## Page and application data records
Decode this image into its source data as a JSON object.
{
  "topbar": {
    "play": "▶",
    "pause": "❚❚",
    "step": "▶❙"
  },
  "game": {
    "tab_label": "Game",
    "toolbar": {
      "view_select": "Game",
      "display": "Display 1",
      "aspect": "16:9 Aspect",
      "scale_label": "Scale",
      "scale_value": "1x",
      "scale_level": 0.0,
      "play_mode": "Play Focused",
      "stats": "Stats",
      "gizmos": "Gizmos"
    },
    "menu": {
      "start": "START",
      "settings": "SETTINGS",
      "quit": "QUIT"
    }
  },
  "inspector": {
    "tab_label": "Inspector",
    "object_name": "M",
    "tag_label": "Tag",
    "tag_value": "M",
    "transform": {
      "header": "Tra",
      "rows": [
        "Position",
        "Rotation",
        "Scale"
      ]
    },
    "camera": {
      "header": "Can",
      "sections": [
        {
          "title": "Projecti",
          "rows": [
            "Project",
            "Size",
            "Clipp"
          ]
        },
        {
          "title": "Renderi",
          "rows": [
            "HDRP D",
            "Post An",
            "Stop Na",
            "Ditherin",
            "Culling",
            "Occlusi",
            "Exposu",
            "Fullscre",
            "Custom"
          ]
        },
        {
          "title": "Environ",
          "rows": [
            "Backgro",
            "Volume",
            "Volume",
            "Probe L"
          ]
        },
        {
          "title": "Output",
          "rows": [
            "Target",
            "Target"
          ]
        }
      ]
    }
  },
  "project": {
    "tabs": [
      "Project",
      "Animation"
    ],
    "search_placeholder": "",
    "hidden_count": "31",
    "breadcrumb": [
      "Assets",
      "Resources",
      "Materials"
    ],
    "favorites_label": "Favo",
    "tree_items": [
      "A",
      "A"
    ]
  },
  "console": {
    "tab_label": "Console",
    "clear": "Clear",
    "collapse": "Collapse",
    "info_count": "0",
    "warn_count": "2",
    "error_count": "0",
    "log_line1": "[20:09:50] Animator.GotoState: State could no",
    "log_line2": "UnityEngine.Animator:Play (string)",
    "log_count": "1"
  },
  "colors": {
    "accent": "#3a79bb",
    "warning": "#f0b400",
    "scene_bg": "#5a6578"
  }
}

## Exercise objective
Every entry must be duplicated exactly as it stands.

## Task response
Decode this image into its source data as a JSON object.
{
  "topbar": {
    "play": "▶",
    "pause": "❚❚",
    "step": "▶❙"
  },
  "game": {
    "tab_label": "Game",
    "toolbar": {
      "view_select": "Game",
      "display": "Display 1",
      "aspect": "16:9 Aspect",
      "scale_label": "Scale",
      "scale_value": "1x",
      "scale_level": 0.0,
      "play_mode": "Play Focused",
      "stats": "Stats",
      "gizmos": "Gizmos"
    },
    "menu": {
      "start": "START",
      "settings": "SETTINGS",
      "quit": "QUIT"
    }
  },
  "inspector": {
    "tab_label": "Inspector",
    "object_name": "M",
    "tag_label": "Tag",
    "tag_value": "M",
    "transform": {
      "header": "Tra",
      "rows": [
        "Position",
        "Rotation",
        "Scale"
      ]
    },
    "camera": {
      "header": "Can",
      "sections": [
        {
          "title": "Projecti",
          "rows": [
            "Project",
            "Size",
            "Clipp"
          ]
        },
        {
          "title": "Renderi",
          "rows": [
            "HDRP D",
            "Post An",
            "Stop Na",
            "Ditherin",
            "Culling",
            "Occlusi",
            "Exposu",
            "Fullscre",
            "Custom"
          ]
        },
        {
          "title": "Environ",
          "rows": [
            "Backgro",
            "Volume",
            "Volume",
            "Probe L"
          ]
        },
        {
          "title": "Output",
          "rows": [
            "Target",
            "Target"
          ]
        }
      ]
    }
  },
  "project": {
    "tabs": [
      "Project",
      "Animation"
    ],
    "search_placeholder": "",
    "hidden_count": "31",
    "breadcrumb": [
      "Assets",
      "Resources",
      "Materials"
    ],
    "favorites_label": "Favo",
    "tree_items": [
      "A",
      "A"
    ]
  },
  "console": {
    "tab_label": "Console",
    "clear": "Clear",
    "collapse": "Collapse",
    "info_count": "0",
    "warn_count": "2",
    "error_count": "0",
    "log_line1": "[20:09:50] Animator.GotoState: State could no",
    "log_line2": "UnityEngine.Animator:Play (string)",
    "log_count": "1"
  },
  "colors": {
    "accent": "#3a79bb",
    "warning": "#f0b400",
    "scene_bg": "#5a6578"
  }
}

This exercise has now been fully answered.